Money was as critical for Resistance as it is for almost everything else. But for the most part resisters did not keep careful accounts of it. Most resisters did not have the time or the means or a safe way to keep accounts. After all, receipts and expense sheets could be used as incriminating evidence if the enemy captured them. Nor did most resisters have sufficient motivation to count the pennies. They were risking their lives for the greater good, not trying to turn a profit.

Dutch-Paris, however, did keep some accounts. It came naturally to the majority of its leaders who were businessmen. And after they started receiving financial support from the Dutch government-in-exile, they became accountable to the government for the expenditure of its funds. Furthermore, they had a safe place to keep some of the accounts in Switzerland. Unfortunately the accounts that were kept in France or Belgium were either burned or captured.

The accounts kept in Switzerland were mostly expense accounts submitted by the main Dutch-Paris couriers. They tell us many things. Obviously, they record prices. The price of a passeur over the Pyrenees. The price of a rucksack in Toulouse at the end of the war. How much money Dutch-Paris paid to a certain restaurant to feed fugitives. How much a train ticket between Paris and Annecy or Paris and Brussels cost.

The accounts also give us the chronological structure of the Dutch-Paris leadership. They record the date that a courier paid a passeur to take so many American airmen over the Pyrenees, and sometimes even provide the names of the aviators. From looking at his expense reports, I can tell you what city a certain courier was in for almost every day between October 1943 and September 1944. More than any other documents, they testify to that man’s dedication and almost incredible skill.

The more general overview accounts help to explain how much money Dutch-Paris distributed across France and Belgium to support Jews and others in hiding. They also help to explain how the resisters raised that money and how they exchanged Swiss francs for Belgian or French francs and transferred the cash across borders at a time of repressive currency controls.

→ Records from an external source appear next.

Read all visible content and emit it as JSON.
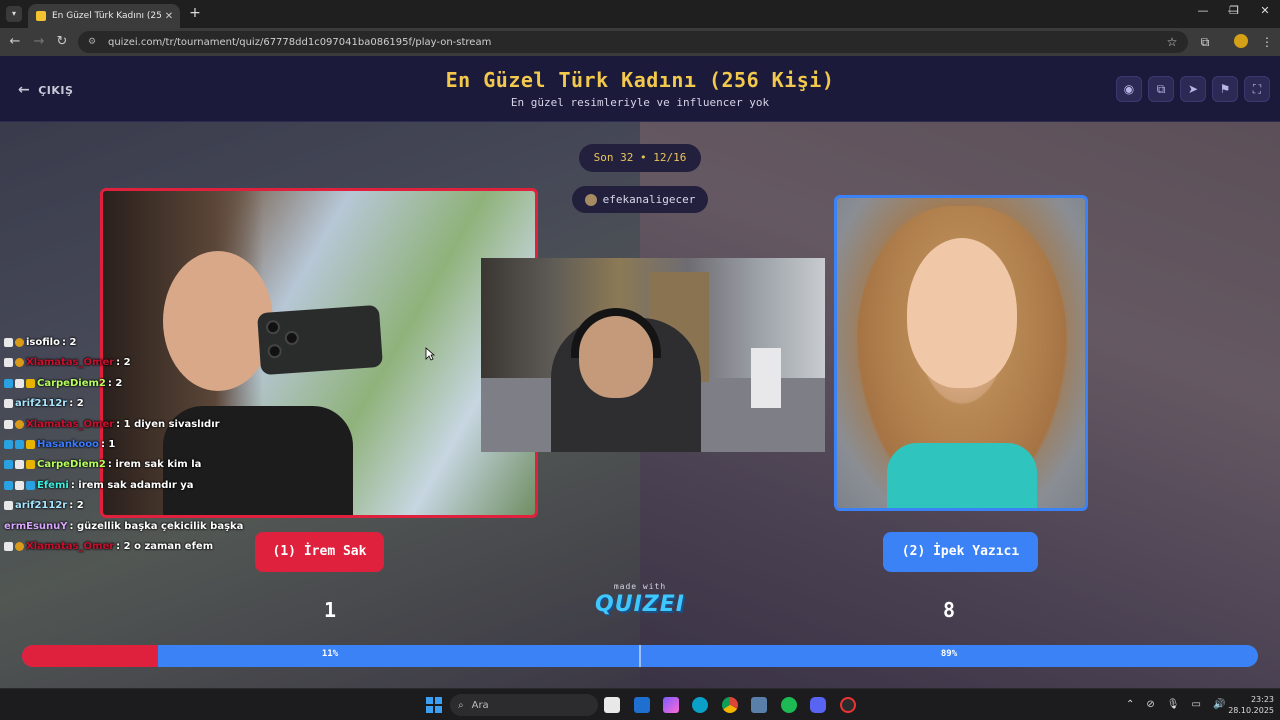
{
  "browser": {
    "tab_title": "En Güzel Türk Kadını (256 Kişi)",
    "tab_close": "✕",
    "new_tab": "+",
    "url": "quizei.com/tr/tournament/quiz/67778dd1c097041ba086195f/play-on-stream",
    "window_controls": [
      "—",
      "❐",
      "✕"
    ]
  },
  "header": {
    "exit_label": "ÇIKIŞ",
    "title": "En Güzel Türk Kadını (256 Kişi)",
    "subtitle": "En güzel resimleriyle ve influencer yok",
    "icons": [
      "eye-icon",
      "share-icon",
      "send-icon",
      "flag-icon",
      "fullscreen-icon"
    ]
  },
  "round": {
    "label": "Son 32 • 12/16"
  },
  "streamer": {
    "name": "efekanaligecer"
  },
  "contestants": {
    "left": {
      "label": "(1) İrem Sak",
      "votes": "1",
      "percent": "11%",
      "percent_value": 11,
      "color": "#e0213d"
    },
    "right": {
      "label": "(2) İpek Yazıcı",
      "votes": "8",
      "percent": "89%",
      "percent_value": 89,
      "color": "#3b82f6"
    }
  },
  "made_with": "made with",
  "brand": "QUIZEI",
  "chat": [
    {
      "user": "isofilo",
      "color": "#ffffff",
      "badges": [
        "w",
        "o"
      ],
      "message": ": 2"
    },
    {
      "user": "Xlamatas_Omer",
      "color": "#c8102e",
      "badges": [
        "w",
        "o"
      ],
      "message": ": 2"
    },
    {
      "user": "CarpeDiem2",
      "color": "#b6ff5c",
      "badges": [
        "b",
        "w",
        "y"
      ],
      "message": ": 2"
    },
    {
      "user": "arif2112r",
      "color": "#a8e6ff",
      "badges": [
        "w"
      ],
      "message": ": 2"
    },
    {
      "user": "Xlamatas_Omer",
      "color": "#c8102e",
      "badges": [
        "w",
        "o"
      ],
      "message": ": 1 diyen sivaslıdır"
    },
    {
      "user": "Hasankooo",
      "color": "#3a7bff",
      "badges": [
        "b",
        "b",
        "y"
      ],
      "message": ": 1"
    },
    {
      "user": "CarpeDiem2",
      "color": "#b6ff5c",
      "badges": [
        "b",
        "w",
        "y"
      ],
      "message": ": irem sak kim la"
    },
    {
      "user": "Efemi",
      "color": "#3cf0e0",
      "badges": [
        "b",
        "w",
        "b"
      ],
      "message": ": irem sak adamdır ya"
    },
    {
      "user": "arif2112r",
      "color": "#a8e6ff",
      "badges": [
        "w"
      ],
      "message": ": 2"
    },
    {
      "user": "ermEsunuY",
      "color": "#d7a6ff",
      "badges": [],
      "message": ": güzellik başka çekicilik başka"
    },
    {
      "user": "Xlamatas_Omer",
      "color": "#c8102e",
      "badges": [
        "w",
        "o"
      ],
      "message": ": 2 o zaman efem"
    }
  ],
  "taskbar": {
    "search_placeholder": "Ara",
    "time": "23:23",
    "date": "28.10.2025"
  }
}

The financial records do not explain Dutch-Paris, but they provide details not found in other documents and give them a necessary structure.